“Our opponents have exploited a family’s tragedy as the cornerstone of their campaigns because they have little to offer other than negative attacks and mudslinging,” said McKeon. “After months of attacks, the family wanted to set the record straight.”
Meanwhile, Wrafter spoke to The Buffalo News on Wednesday about her need to speak up.
“I wanted to say this because they are painting a very different picture of how the Moss family feels and I don’t like it,” Wrafter said, adding she was “furious” that the death of her brother dominated a recent debate among the three candidates.
She is especially frustrated, Moss’ sister said, because the case is progressing and its inclusion in political debate makes the situation “more confusing.”
“Right now, all I know is that this woman has four charges against her,” she added, of Flaherty’s handling of the case against Ballowe. “In March, I had two years of failure.”

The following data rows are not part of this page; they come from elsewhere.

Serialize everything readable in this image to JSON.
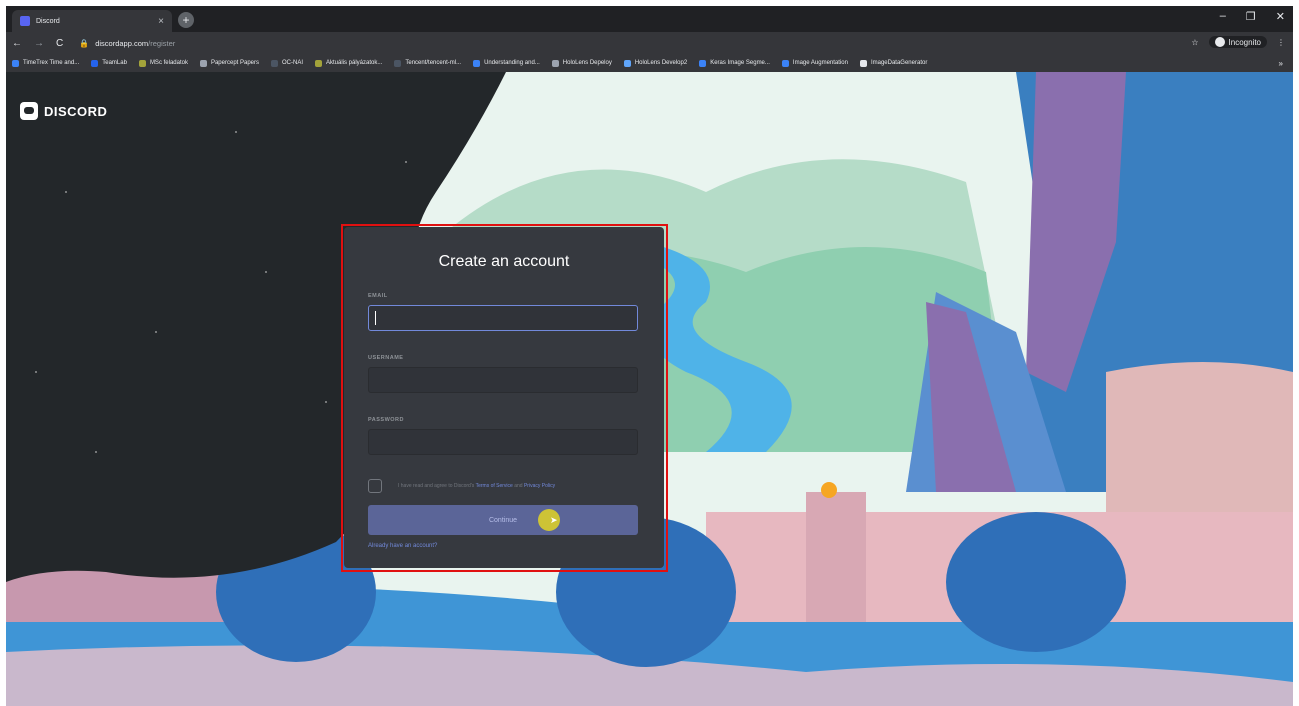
{
  "browser": {
    "tab_title": "Discord",
    "tab_close": "×",
    "new_tab": "+",
    "window_controls": [
      "–",
      "❐",
      "✕"
    ],
    "nav": {
      "back": "←",
      "forward": "→",
      "reload": "C"
    },
    "url_domain": "discordapp.com",
    "url_path": "/register",
    "bookmark_star": "☆",
    "incognito_label": "Incognito",
    "menu": "⋮",
    "bookmarks": [
      {
        "label": "TimeTrex Time and...",
        "color": "#3b82f6"
      },
      {
        "label": "TeamLab",
        "color": "#2563eb"
      },
      {
        "label": "MSc feladatok",
        "color": "#a3a33a"
      },
      {
        "label": "Papercept Papers",
        "color": "#9ca3af"
      },
      {
        "label": "OC-NAI",
        "color": "#4b5563"
      },
      {
        "label": "Aktuális pályázatok...",
        "color": "#a3a33a"
      },
      {
        "label": "Tencent/tencent-ml...",
        "color": "#4b5563"
      },
      {
        "label": "Understanding and...",
        "color": "#3b82f6"
      },
      {
        "label": "HoloLens Depeloy",
        "color": "#9ca3af"
      },
      {
        "label": "HoloLens Develop2",
        "color": "#60a5fa"
      },
      {
        "label": "Keras Image Segme...",
        "color": "#3b82f6"
      },
      {
        "label": "Image Augmentation",
        "color": "#3b82f6"
      },
      {
        "label": "ImageDataGenerator",
        "color": "#e5e7eb"
      }
    ],
    "bookmarks_more": "»"
  },
  "page": {
    "logo_text": "DISCORD",
    "card": {
      "title": "Create an account",
      "email_label": "EMAIL",
      "username_label": "USERNAME",
      "password_label": "PASSWORD",
      "tos_prefix": "I have read and agree to Discord's",
      "tos_terms": "Terms of Service",
      "tos_and": "and",
      "tos_privacy": "Privacy Policy",
      "continue_label": "Continue",
      "login_link": "Already have an account?"
    }
  },
  "colors": {
    "accent": "#7289da",
    "highlight": "#e01010",
    "card_bg": "#36393f"
  }
}
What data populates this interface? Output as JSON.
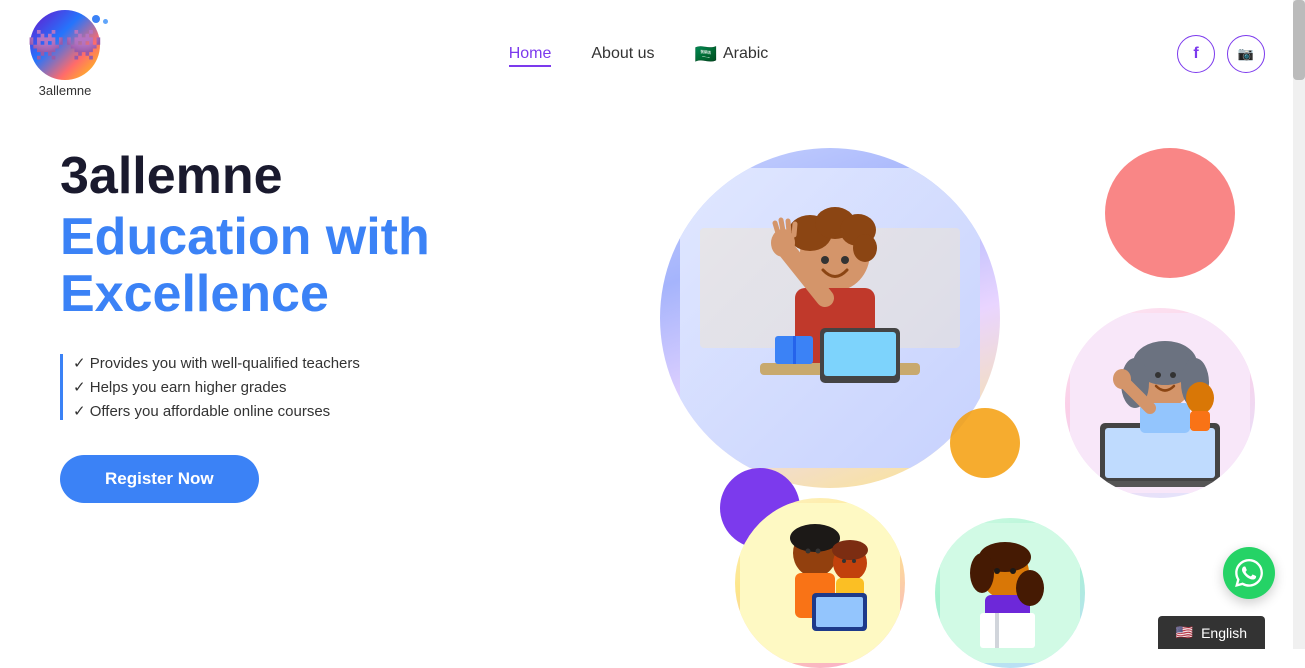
{
  "logo": {
    "name": "3allemne",
    "emoji": "👾"
  },
  "nav": {
    "links": [
      {
        "label": "Home",
        "active": true
      },
      {
        "label": "About us",
        "active": false
      },
      {
        "label": "Arabic",
        "active": false,
        "flag": "🇸🇦"
      }
    ],
    "social": [
      {
        "icon": "f",
        "name": "facebook"
      },
      {
        "icon": "📷",
        "name": "instagram"
      }
    ]
  },
  "hero": {
    "title_black": "3allemne",
    "title_blue_line1": "Education with",
    "title_blue_line2": "Excellence",
    "features": [
      "✓ Provides you with well-qualified teachers",
      "✓ Helps you earn higher grades",
      "✓ Offers you affordable online courses"
    ],
    "cta_label": "Register Now"
  },
  "footer": {
    "lang_label": "English",
    "lang_flag": "🇺🇸"
  },
  "whatsapp": {
    "icon": "💬"
  }
}
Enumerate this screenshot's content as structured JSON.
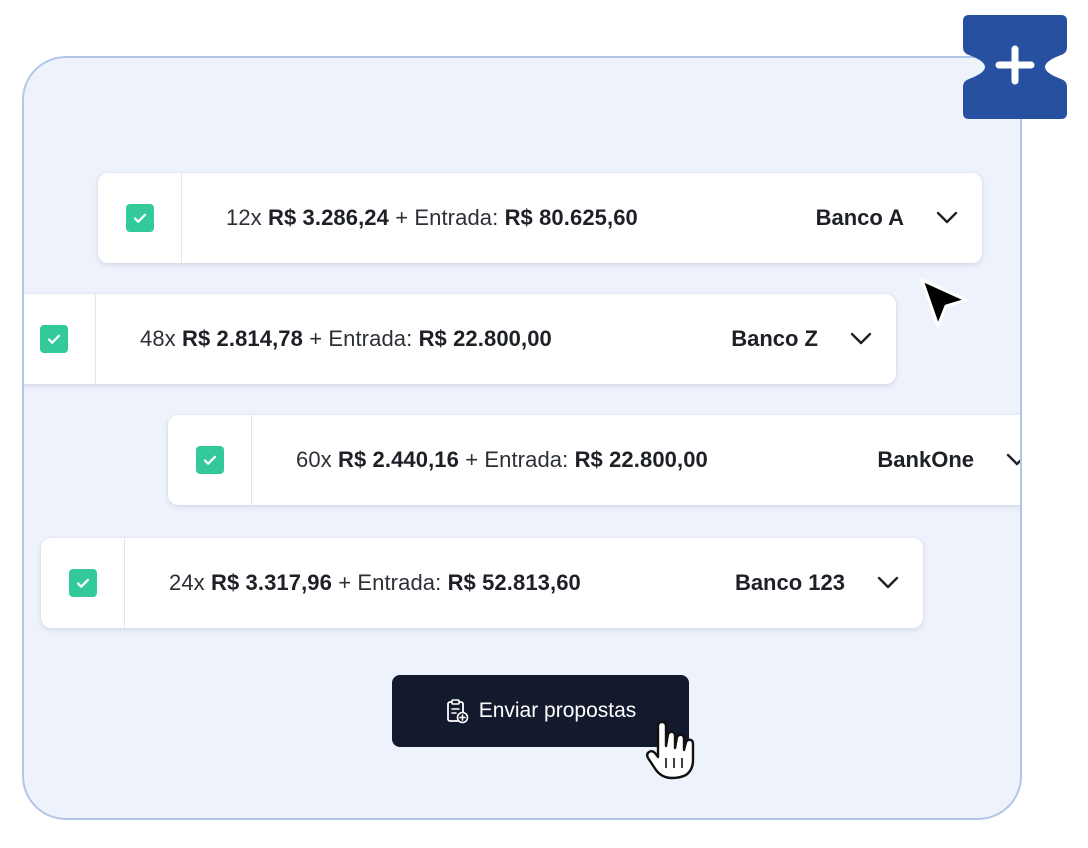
{
  "offers": [
    {
      "installments": "12x",
      "installment_value": "R$ 3.286,24",
      "plus_entry_label": "+ Entrada:",
      "entry_value": "R$ 80.625,60",
      "bank": "Banco A",
      "checked": true
    },
    {
      "installments": "48x",
      "installment_value": "R$ 2.814,78",
      "plus_entry_label": "+ Entrada:",
      "entry_value": "R$ 22.800,00",
      "bank": "Banco Z",
      "checked": true
    },
    {
      "installments": "60x",
      "installment_value": "R$ 2.440,16",
      "plus_entry_label": "+ Entrada:",
      "entry_value": "R$ 22.800,00",
      "bank": "BankOne",
      "checked": true
    },
    {
      "installments": "24x",
      "installment_value": "R$ 3.317,96",
      "plus_entry_label": "+ Entrada:",
      "entry_value": "R$ 52.813,60",
      "bank": "Banco 123",
      "checked": true
    }
  ],
  "send_button": {
    "label": "Enviar propostas",
    "icon": "clipboard-add-icon"
  },
  "plus_badge": {
    "icon": "plus-icon",
    "color": "#2850a0"
  },
  "colors": {
    "accent_check": "#34c99a",
    "button_bg": "#131a2e",
    "panel_bg": "#eef2fb",
    "panel_border": "#b3c6ea"
  }
}
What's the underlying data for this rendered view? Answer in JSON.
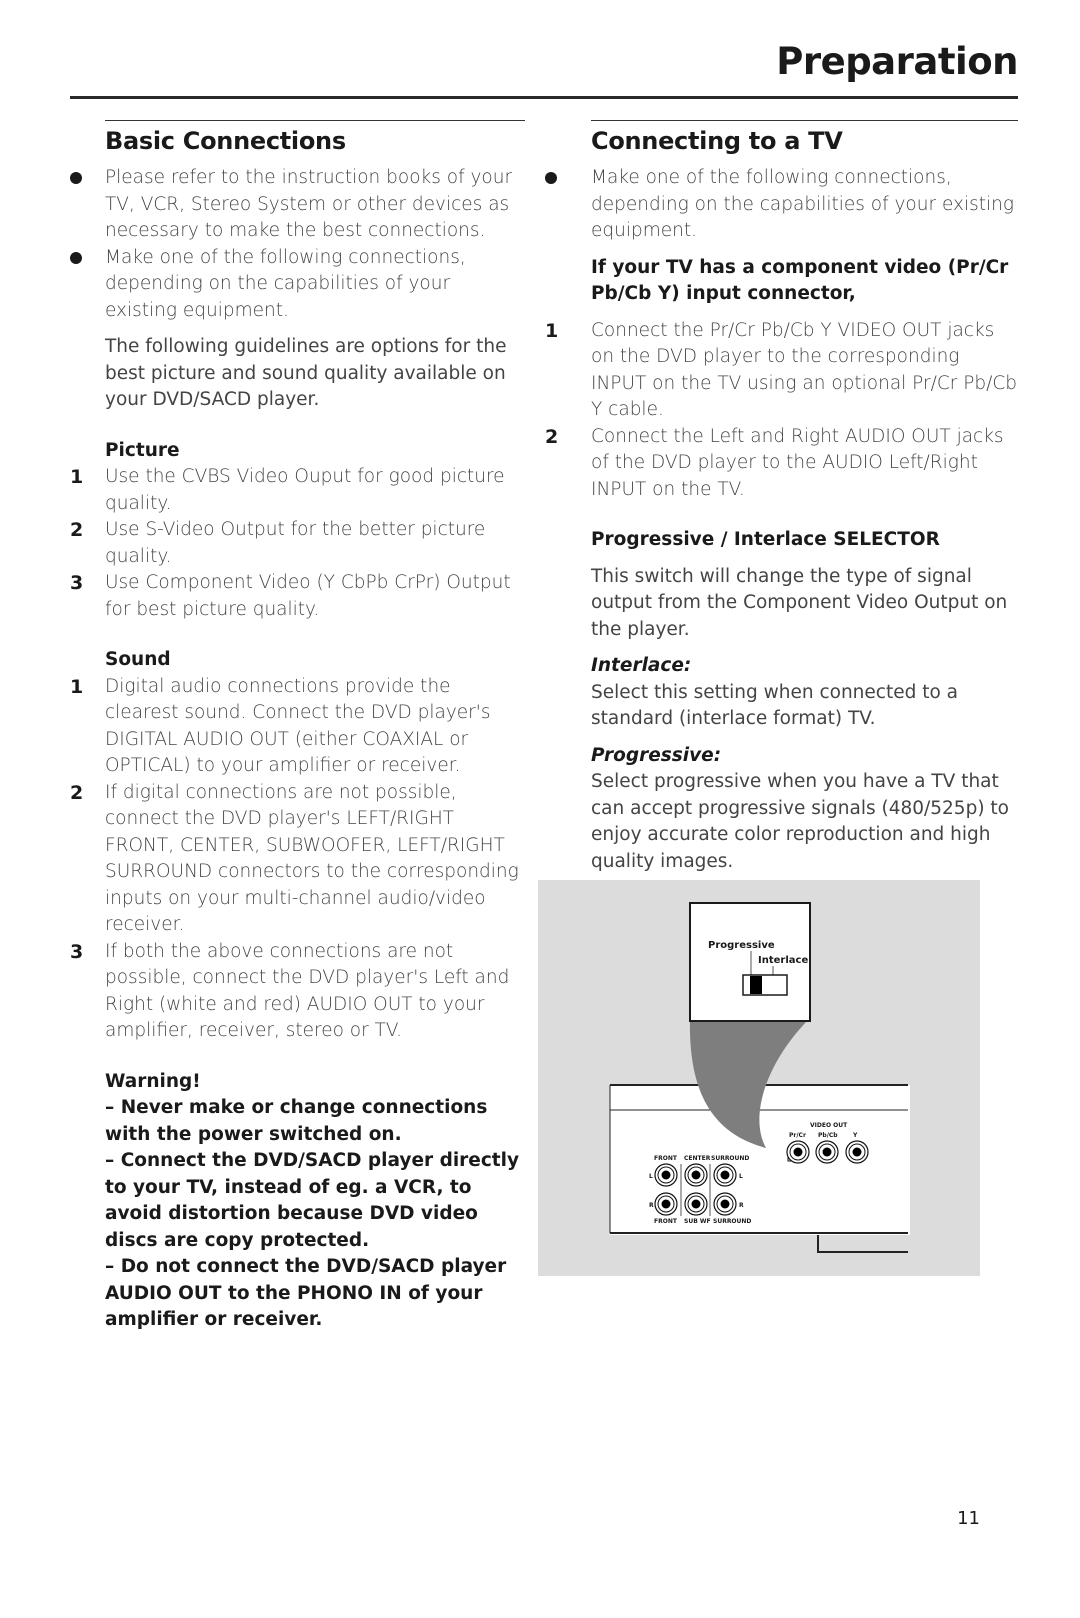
{
  "header": {
    "title": "Preparation"
  },
  "left": {
    "title": "Basic Connections",
    "bullets": [
      "Please refer to the instruction books of your TV, VCR, Stereo System or other devices as necessary to make the best connections.",
      "Make one of the following connections, depending on the capabilities of your existing equipment."
    ],
    "intro": "The following guidelines are options for the best picture and sound quality available on your DVD/SACD player.",
    "picture": {
      "heading": "Picture",
      "items": [
        {
          "n": "1",
          "text": "Use the CVBS Video Ouput for good picture quality."
        },
        {
          "n": "2",
          "text": "Use S-Video Output for the better picture quality."
        },
        {
          "n": "3",
          "text": "Use Component Video (Y CbPb CrPr) Output for best picture quality."
        }
      ]
    },
    "sound": {
      "heading": "Sound",
      "items": [
        {
          "n": "1",
          "text": "Digital audio connections provide the clearest sound. Connect the DVD player's DIGITAL AUDIO OUT (either COAXIAL or OPTICAL) to your amplifier or receiver."
        },
        {
          "n": "2",
          "text": "If digital connections are not possible, connect the DVD player's LEFT/RIGHT FRONT, CENTER, SUBWOOFER, LEFT/RIGHT SURROUND connectors to the corresponding inputs on your multi-channel audio/video receiver."
        },
        {
          "n": "3",
          "text": "If both the above connections are not possible, connect the DVD player's Left and Right (white and red) AUDIO OUT to your amplifier, receiver, stereo or TV."
        }
      ]
    },
    "warning": {
      "heading": "Warning!",
      "lines": [
        "– Never make or change connections with the power switched on.",
        "– Connect the DVD/SACD player directly to your TV, instead of eg. a VCR,  to avoid distortion because DVD video discs are copy protected.",
        "– Do not connect the DVD/SACD player AUDIO OUT to the PHONO IN of your amplifier or receiver."
      ]
    }
  },
  "right": {
    "title": "Connecting to a TV",
    "bullet": "Make one of the following connections, depending on the capabilities of your existing equipment.",
    "component_heading": "If your TV has a component video (Pr/Cr Pb/Cb Y) input connector,",
    "steps": [
      {
        "n": "1",
        "text": "Connect the Pr/Cr Pb/Cb Y VIDEO OUT jacks on the DVD player to the corresponding INPUT on the TV using an optional Pr/Cr Pb/Cb Y cable."
      },
      {
        "n": "2",
        "text": "Connect the Left and Right AUDIO OUT jacks of the DVD player to the AUDIO Left/Right INPUT on the TV."
      }
    ],
    "selector_heading": "Progressive / Interlace SELECTOR",
    "selector_text": "This switch will change the type of signal output from the Component Video Output on the player.",
    "interlace": {
      "label": "Interlace:",
      "text": "Select this setting when connected to a standard (interlace format) TV."
    },
    "progressive": {
      "label": "Progressive:",
      "text": "Select progressive when you have a TV that can accept progressive signals (480/525p) to enjoy accurate color reproduction and high quality images."
    }
  },
  "figure": {
    "callout_progressive": "Progressive",
    "callout_interlace": "Interlace",
    "video_out": "VIDEO OUT",
    "video_jacks": [
      "Pr/Cr",
      "Pb/Cb",
      "Y"
    ],
    "top_labels": [
      "FRONT",
      "CENTER",
      "SURROUND"
    ],
    "bottom_labels": [
      "FRONT",
      "SUB WF",
      "SURROUND"
    ],
    "left_label": "L",
    "right_label": "R"
  },
  "footer": {
    "page_number": "11"
  }
}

Wrafter said she feels too much is made of Flaherty’s refusal to discuss the situation – Flaherty has, in the past, cited grand jury secrecy rules. She maintains that any role Flaherty may have assumed with the grand jury stemmed from the direction of then-District Attorney Frank A. Sedita III.
“He was not the DA and how that case was handled was not his call,” she said. “I hold Sedita responsible.”
Throughout the campaign, Flynn and Sacha have accused Flaherty – second in command of the District Attorney’s Office at the time – of returning to the grand jury to seek reversal of the already returned indictment, upon Sedita’s orders.
The case has figured in the contest dating to June 2014, when The News reported the grand jury agreed to “no bill” the case – meaning that unless Evans police come up with new evidence, no criminal charges would be filed against Ballowe.
“The grand jury wanted to indict. The DA said no,” said one of the sources who told The News about the events in the grand jury.
But almost immediately after taking over as acting district attorney following Sedita’s election to State Supreme Court, Flaherty announced he would take a second look at the case, and later lodged vehicular manslaughter charges against Ballowe and perjury charges against her friend – Lynn Laettner.
The Moss family appeared with Flaherty at the time of the new charges to show their support.
But new discussions about the role of Sacha and Flynn are now entering the debate as Tuesday’s primary election draws near. Wrafter told The News Wednesday that both Flynn and Sacha spoke with her in meetings arranged by an intermediary.
She said she met on March 16 with Flynn, who suggested her family should call for a special prosecutor for the case and that he would support the effort. She said she appreciated his concern and weighed his offer.
“John wanted me to change course,” she said, but decided against his ideas because Evans police felt the case was progressing successfully.
“Things were moving, and how did I know he was even going to win,” she said. “I don’t really feel he had my family’s best interest in mind.”
She said she attended a meeting on May 27, 2015, in which Sacha was present, though she did not ask to meet with him.
“I do not want him speaking for our family and asked him specifically not to,” she said.
Sacha said Wednesday he was requested to consult with the Moss family through the same intermediary when the case remained in limbo, and is now “flabbergasted” to see them involved in the politics of the race.
Sacha added that when he was asked to discuss the case, he had no intention of running for office.
“Anything I have done was in an effort to have the right things happen in the Barry Moss case,” he said. “I think it’s reprehensible that the guy who caused the problem is now trying to benefit from it.”
Flynn said he was asked to meet with Wrafter to talk about the case but that he never discussed the possibility of a special prosecutor.
“I never alluded to anything about a special prosecutor,” he said. “It’s now five days before election and I obviously haven’t done it.”